Laura Blackburn

Our bodies are constantly working to keep everything in balance; when we exercise, not only do we breathe harder to get more oxygen to our muscles, but also to get rid of the painful lactic acid `burn'. All air breathing land dwellers deal with acid – an excess of protons – by reacting protons with bicarbonate ions to create water and CO2, which is breathed out. To deal with too much base, breathing slows down, keeping CO2 and therefore protons in the body. Water breathing fish take a different approach, relying on metabolic processes at their gills and kidneys to restore a normal blood pH. But how will animals that can breathe in both air and water deal with pH changes? `Lungfish are poised between air breathing and water breathing, and are a beautiful model to study this,' says Katie Gilmour of the University of Ottawa, who investigated with her colleagues if lungfish cope with pH changes like air breathers or water breathers (p. 1944).

Lungfish bridge the divide between land and water, dependent on their watery environment for food but dying if they can't breathe air with their lungs. They also have gills, which they use to water breathe and get rid of some CO2. Once the team's fish had arrived in the lab from their African home, they trained them to sit in water-filled tube respirometers and pop their heads above the water's surface when they needed a gulp of air.

To find out how the fish would deal with an excess of acid or base, they delicately operated on them to insert a cannula into the dorsal aorta, so that they could change blood pH by injecting acid or base into the blood stream. To find out how the fish dealt with an acid injection, they counted the number of air and water breaths, finding that they took twice as many of both and breathed out more CO2, much like a land dweller. To see if the gills or kidneys were also getting rid of excess acid, the team measured acid excretion into the water in the respirometer. They didn't see a rise in excretion from normal levels, suggesting that lungfish don't rely on their gills and kidneys much to get rid of excess protons.

Injecting base and raising blood pH caused the fish to halve their water breathing rate; they also breathed out much less CO2 into the water. Their air breathing was unaffected, however, probably because they wouldn't get enough oxygen otherwise.
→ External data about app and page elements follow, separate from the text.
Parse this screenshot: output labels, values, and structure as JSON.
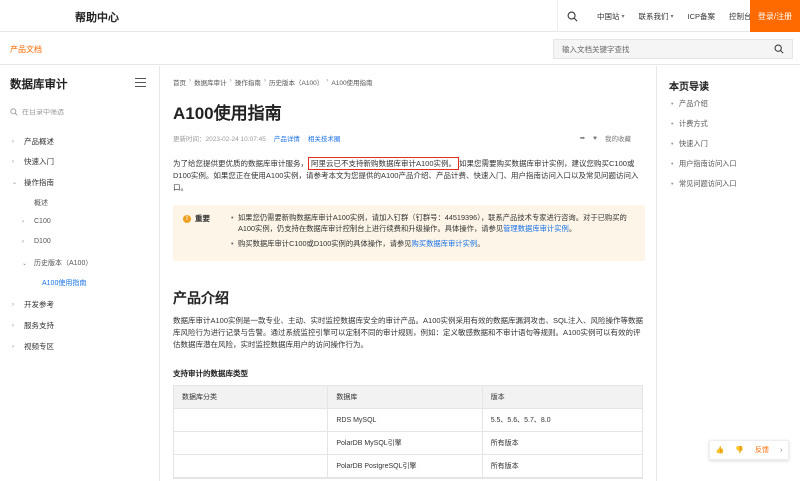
{
  "topbar": {
    "brand": "帮助中心",
    "nav": [
      {
        "label": "中国站",
        "chevron": true
      },
      {
        "label": "联系我们",
        "chevron": true
      },
      {
        "label": "ICP备案",
        "chevron": false
      },
      {
        "label": "控制台",
        "chevron": false
      }
    ],
    "login": "登录/注册"
  },
  "subbar": {
    "product_docs": "产品文档",
    "search_placeholder": "输入文档关键字查找"
  },
  "sidebar": {
    "title": "数据库审计",
    "filter_placeholder": "在目录中筛选",
    "items": [
      {
        "label": "产品概述"
      },
      {
        "label": "快速入门"
      },
      {
        "label": "操作指南"
      },
      {
        "label": "概述"
      },
      {
        "label": "C100"
      },
      {
        "label": "D100"
      },
      {
        "label": "历史版本（A100）"
      },
      {
        "label": "A100使用指南"
      },
      {
        "label": "开发参考"
      },
      {
        "label": "服务支持"
      },
      {
        "label": "视频专区"
      }
    ]
  },
  "breadcrumb": [
    "首页",
    "数据库审计",
    "操作指南",
    "历史版本（A100）",
    "A100使用指南"
  ],
  "article": {
    "title": "A100使用指南",
    "updated": "更新时间：2023-02-24 10:07:45",
    "links": [
      "产品详情",
      "相关技术圈"
    ],
    "my_favorites": "我的收藏",
    "intro_prefix": "为了给您提供更优质的数据库审计服务，",
    "intro_highlight": "阿里云已不支持新购数据库审计A100实例。",
    "intro_suffix": "如果您需要购买数据库审计实例，建议您购买C100或D100实例。如果您正在使用A100实例，请参考本文为您提供的A100产品介绍、产品计费、快速入门、用户指南访问入口以及常见问题访问入口。",
    "notice_label": "重要",
    "notice_1_text": "如果您仍需要新购数据库审计A100实例，请加入钉群（钉群号：44519396），联系产品技术专家进行咨询。对于已购买的A100实例，仍支持在数据库审计控制台上进行续费和升级操作。具体操作，请参见",
    "notice_1_link": "管理数据库审计实例",
    "notice_1_end": "。",
    "notice_2_text": "购买数据库审计C100或D100实例的具体操作，请参见",
    "notice_2_link": "购买数据库审计实例",
    "notice_2_end": "。",
    "section_title": "产品介绍",
    "section_text": "数据库审计A100实例是一款专业、主动、实时监控数据库安全的审计产品。A100实例采用有效的数据库漏洞攻击、SQL注入、风险操作等数据库风险行为进行记录与告警。通过系统监控引擎可以定制不同的审计规则，例如：定义敏感数据和不审计语句等规则。A100实例可以有效的评估数据库潜在风险，实时监控数据库用户的访问操作行为。",
    "table_caption": "支持审计的数据库类型",
    "table_headers": [
      "数据库分类",
      "数据库",
      "版本"
    ],
    "table_rows": [
      [
        "",
        "RDS MySQL",
        "5.5、5.6、5.7、8.0"
      ],
      [
        "",
        "PolarDB MySQL引擎",
        "所有版本"
      ],
      [
        "",
        "PolarDB PostgreSQL引擎",
        "所有版本"
      ]
    ]
  },
  "toc": {
    "title": "本页导读",
    "items": [
      "产品介绍",
      "计费方式",
      "快速入门",
      "用户指南访问入口",
      "常见问题访问入口"
    ]
  },
  "feedback": {
    "label": "反馈"
  },
  "colors": {
    "accent": "#ff6a00",
    "link": "#1a73e8",
    "highlight_border": "#e0301e",
    "notice_bg": "#fdf6e8"
  }
}
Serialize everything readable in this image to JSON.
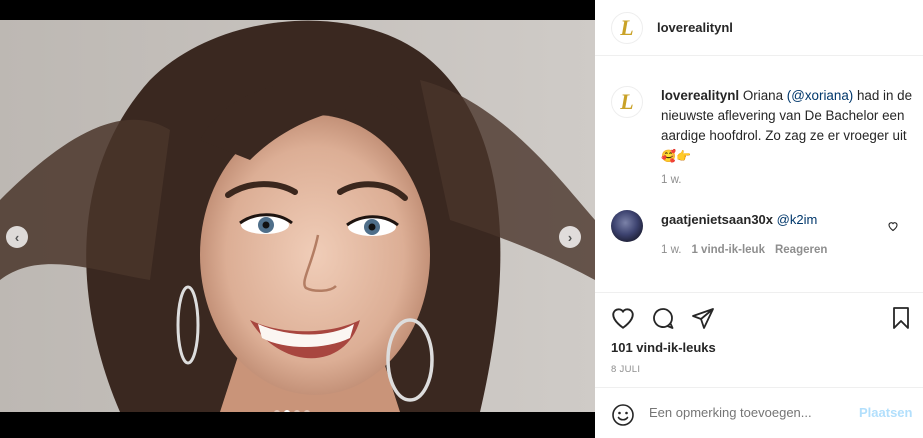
{
  "post": {
    "username": "loverealitynl",
    "logo_letter": "L",
    "caption": {
      "username": "loverealitynl",
      "text_before": " Oriana ",
      "mention": "(@xoriana)",
      "text_after": " had in de nieuwste aflevering van De Bachelor een aardige hoofdrol. Zo zag ze er vroeger uit ",
      "emojis": "🥰👉",
      "time": "1 w."
    },
    "comment": {
      "username": "gaatjenietsaan30x",
      "mention": "@k2im",
      "time": "1 w.",
      "likes": "1 vind-ik-leuk",
      "reply": "Reageren"
    },
    "likes": "101 vind-ik-leuks",
    "date": "8 JULI",
    "add_comment": {
      "placeholder": "Een opmerking toevoegen...",
      "post_label": "Plaatsen"
    },
    "carousel": {
      "prev": "‹",
      "next": "›",
      "slides": 4,
      "active": 1
    }
  },
  "colors": {
    "link": "#00376b",
    "muted": "#8e8e8e",
    "post_button_disabled": "#b2dffc",
    "logo_gold": "#c9a227"
  }
}
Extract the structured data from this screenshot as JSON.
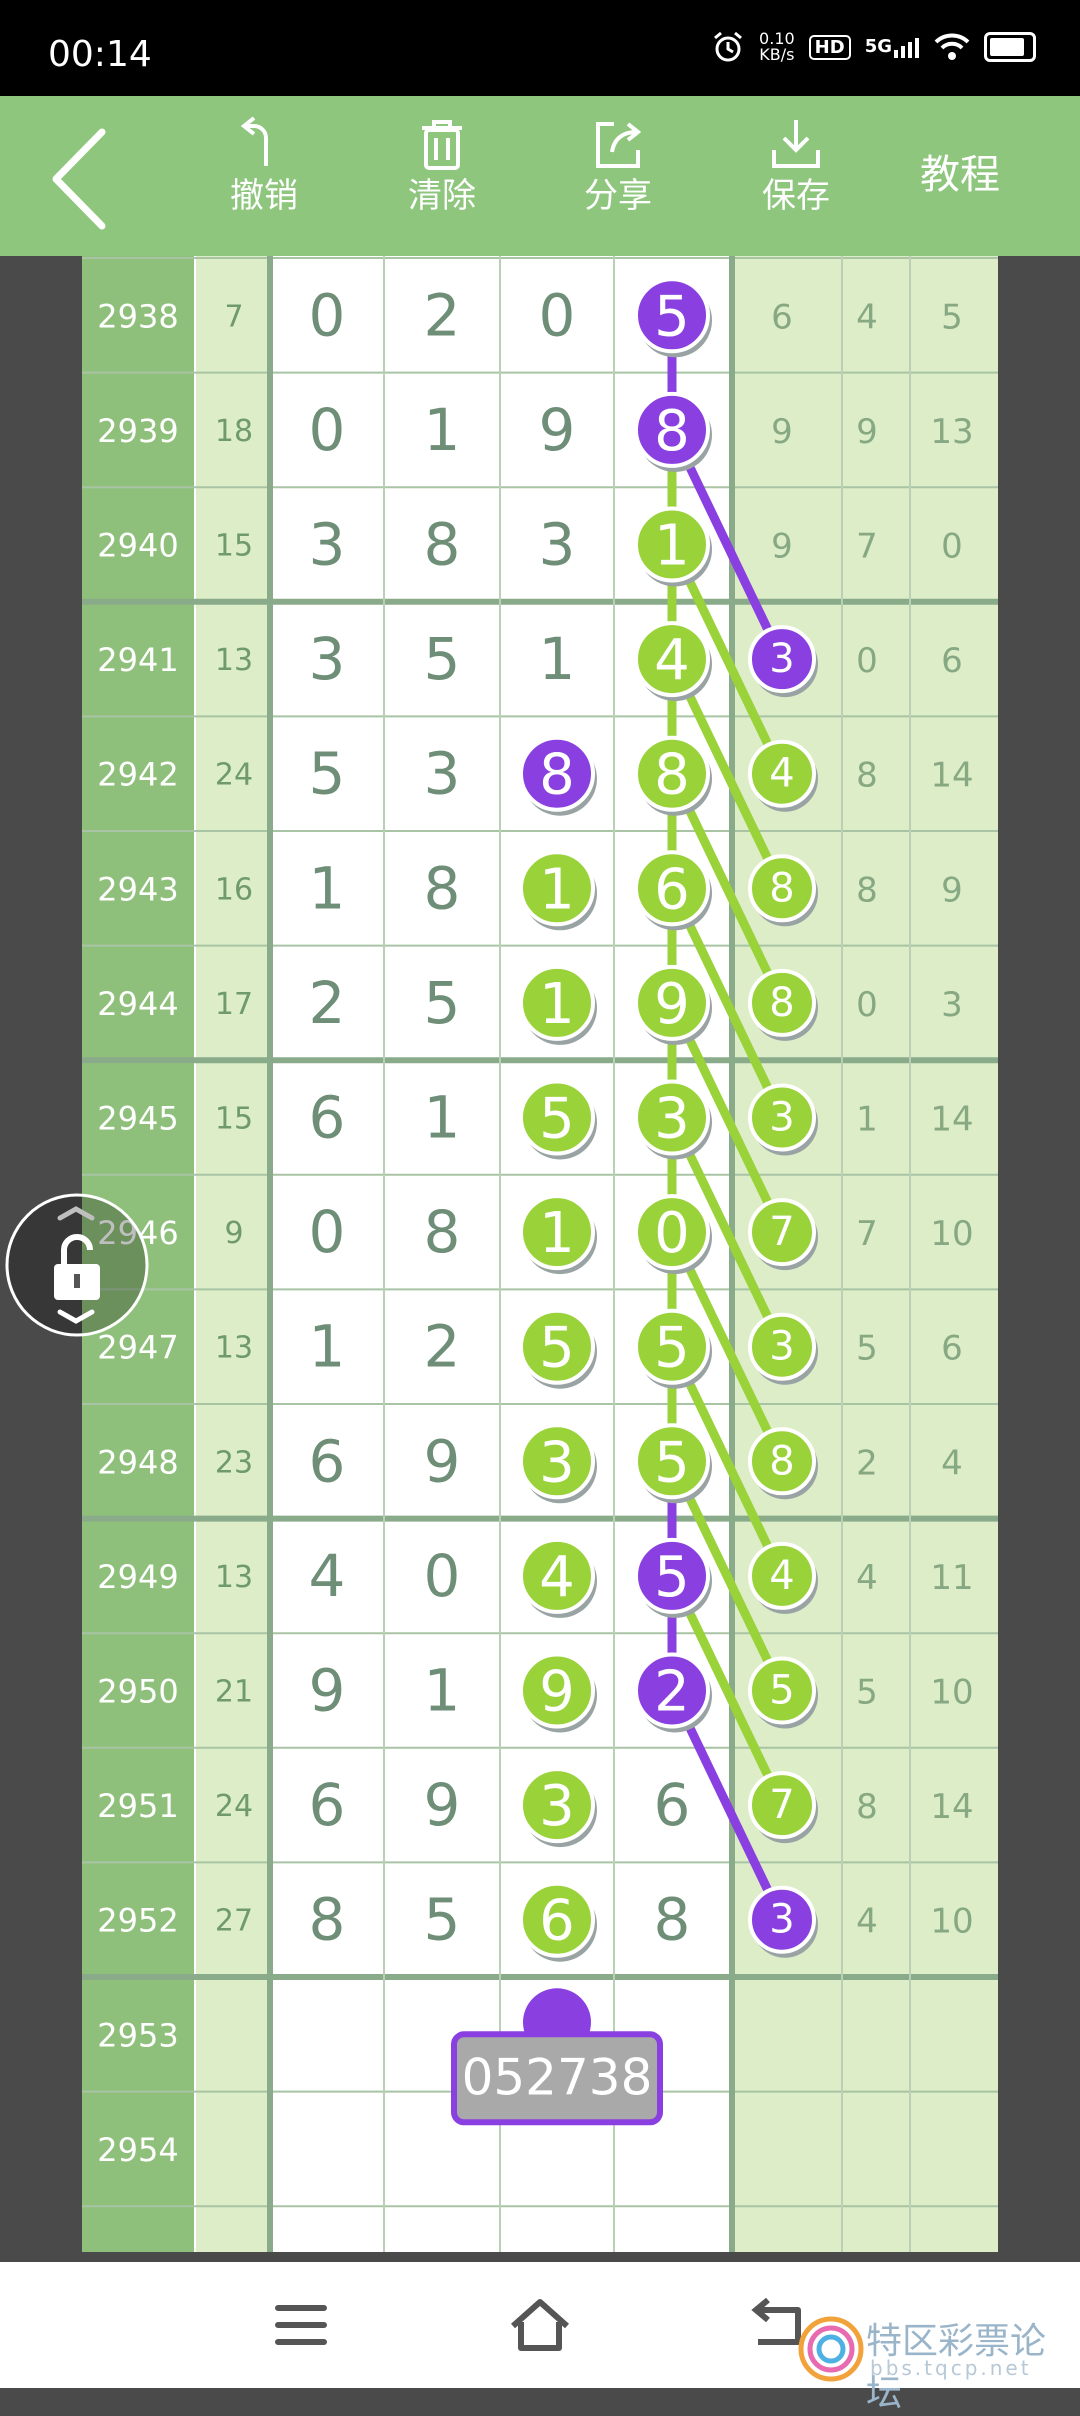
{
  "status": {
    "time": "00:14",
    "speed_value": "0.10",
    "speed_unit": "KB/s",
    "hd": "HD",
    "network": "5G"
  },
  "toolbar": {
    "undo_label": "撤销",
    "clear_label": "清除",
    "share_label": "分享",
    "save_label": "保存",
    "tutorial_label": "教程"
  },
  "colors": {
    "green": "#9ad23a",
    "purple": "#8a3fe0",
    "header_green": "#8fc67e",
    "cell_green": "#dcedc8",
    "id_green": "#8fc07b"
  },
  "grid": {
    "rows": [
      {
        "id": "2938",
        "sum": "7",
        "digits": [
          "0",
          "2",
          "0",
          "5"
        ],
        "stats": [
          "6",
          "4",
          "5"
        ]
      },
      {
        "id": "2939",
        "sum": "18",
        "digits": [
          "0",
          "1",
          "9",
          "8"
        ],
        "stats": [
          "9",
          "9",
          "13"
        ]
      },
      {
        "id": "2940",
        "sum": "15",
        "digits": [
          "3",
          "8",
          "3",
          "1"
        ],
        "stats": [
          "9",
          "7",
          "0"
        ]
      },
      {
        "id": "2941",
        "sum": "13",
        "digits": [
          "3",
          "5",
          "1",
          "4"
        ],
        "stats": [
          "3",
          "0",
          "6"
        ]
      },
      {
        "id": "2942",
        "sum": "24",
        "digits": [
          "5",
          "3",
          "8",
          "8"
        ],
        "stats": [
          "4",
          "8",
          "14"
        ]
      },
      {
        "id": "2943",
        "sum": "16",
        "digits": [
          "1",
          "8",
          "1",
          "6"
        ],
        "stats": [
          "8",
          "8",
          "9"
        ]
      },
      {
        "id": "2944",
        "sum": "17",
        "digits": [
          "2",
          "5",
          "1",
          "9"
        ],
        "stats": [
          "8",
          "0",
          "3"
        ]
      },
      {
        "id": "2945",
        "sum": "15",
        "digits": [
          "6",
          "1",
          "5",
          "3"
        ],
        "stats": [
          "3",
          "1",
          "14"
        ]
      },
      {
        "id": "2946",
        "sum": "9",
        "digits": [
          "0",
          "8",
          "1",
          "0"
        ],
        "stats": [
          "7",
          "7",
          "10"
        ]
      },
      {
        "id": "2947",
        "sum": "13",
        "digits": [
          "1",
          "2",
          "5",
          "5"
        ],
        "stats": [
          "3",
          "5",
          "6"
        ]
      },
      {
        "id": "2948",
        "sum": "23",
        "digits": [
          "6",
          "9",
          "3",
          "5"
        ],
        "stats": [
          "8",
          "2",
          "4"
        ]
      },
      {
        "id": "2949",
        "sum": "13",
        "digits": [
          "4",
          "0",
          "4",
          "5"
        ],
        "stats": [
          "4",
          "4",
          "11"
        ]
      },
      {
        "id": "2950",
        "sum": "21",
        "digits": [
          "9",
          "1",
          "9",
          "2"
        ],
        "stats": [
          "5",
          "5",
          "10"
        ]
      },
      {
        "id": "2951",
        "sum": "24",
        "digits": [
          "6",
          "9",
          "3",
          "6"
        ],
        "stats": [
          "7",
          "8",
          "14"
        ]
      },
      {
        "id": "2952",
        "sum": "27",
        "digits": [
          "8",
          "5",
          "6",
          "8"
        ],
        "stats": [
          "3",
          "4",
          "10"
        ]
      },
      {
        "id": "2953",
        "sum": "",
        "digits": [
          "",
          "",
          "",
          ""
        ],
        "stats": [
          "",
          "",
          ""
        ]
      },
      {
        "id": "2954",
        "sum": "",
        "digits": [
          "",
          "",
          "",
          ""
        ],
        "stats": [
          "",
          "",
          ""
        ]
      }
    ],
    "input_box_value": "052738"
  },
  "watermark": {
    "text": "特区彩票论坛",
    "url": "bbs.tqcp.net"
  }
}
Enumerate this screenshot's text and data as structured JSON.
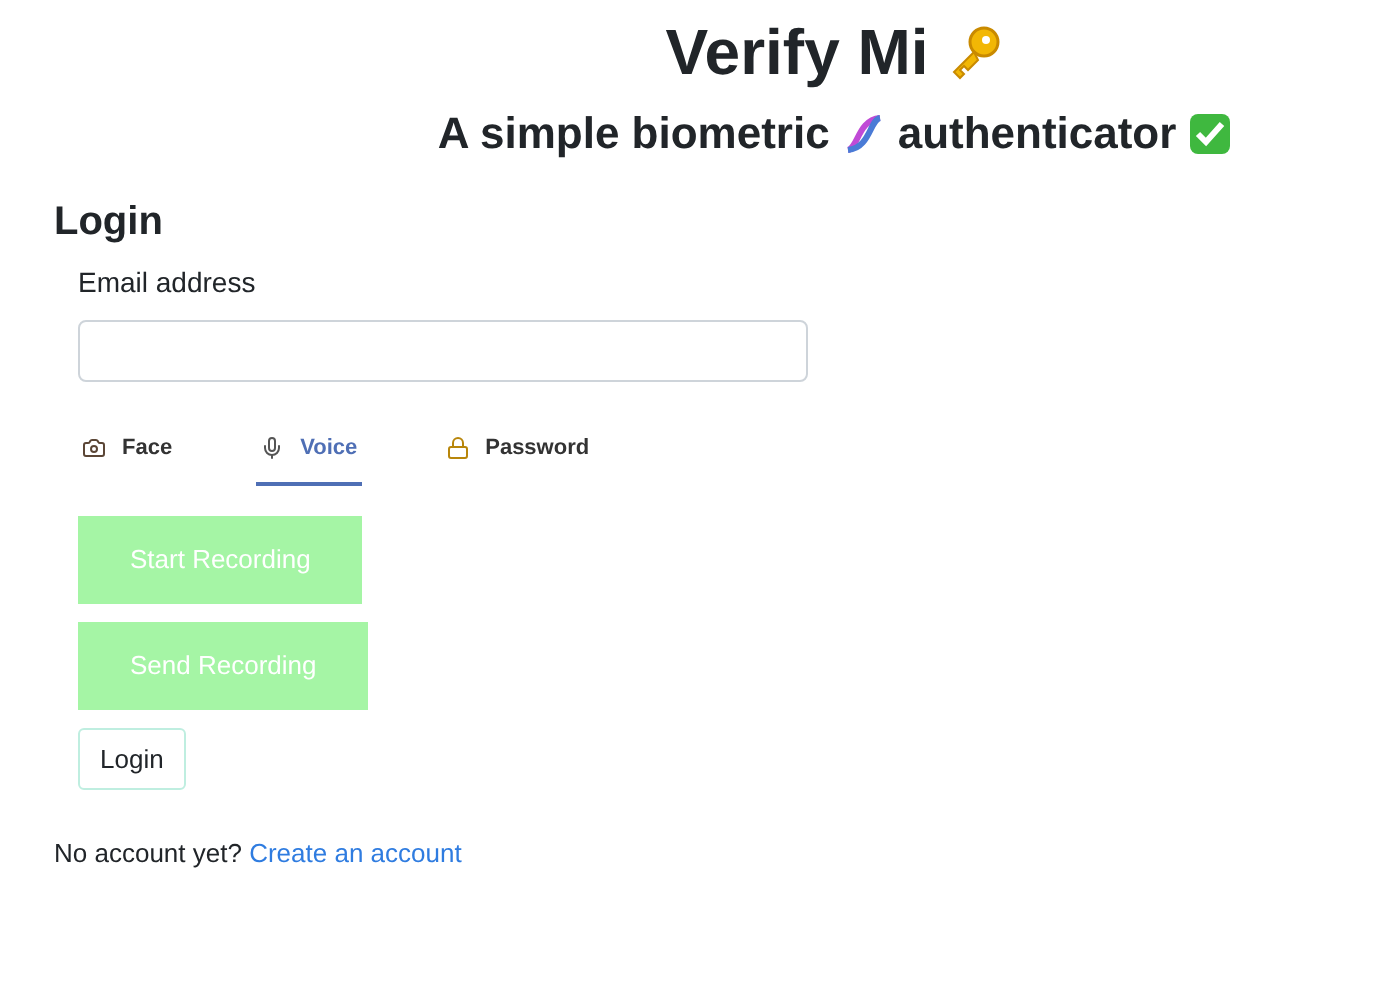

The team measured that the fish were excreting much higher levels of base into the water, so to separate out how much the gills and kidneys were each contributing, they collected the fishes' urine via a catheter. They found that the kidneys excreted around 20% of the total base into the urine, and the gills around 80% into the water, much like fish, showing that the lungfish rely more on the water breathers' strategy to get rid of excess base and rebalance pH.

`The lungfish have the best of both worlds,' says Gilmour. Like land dwellers, they rely more on air breathing to redress a more acidic blood pH, but their gills and kidneys deal with an excess of base to return blood pH back to normal, just like water breathing fish.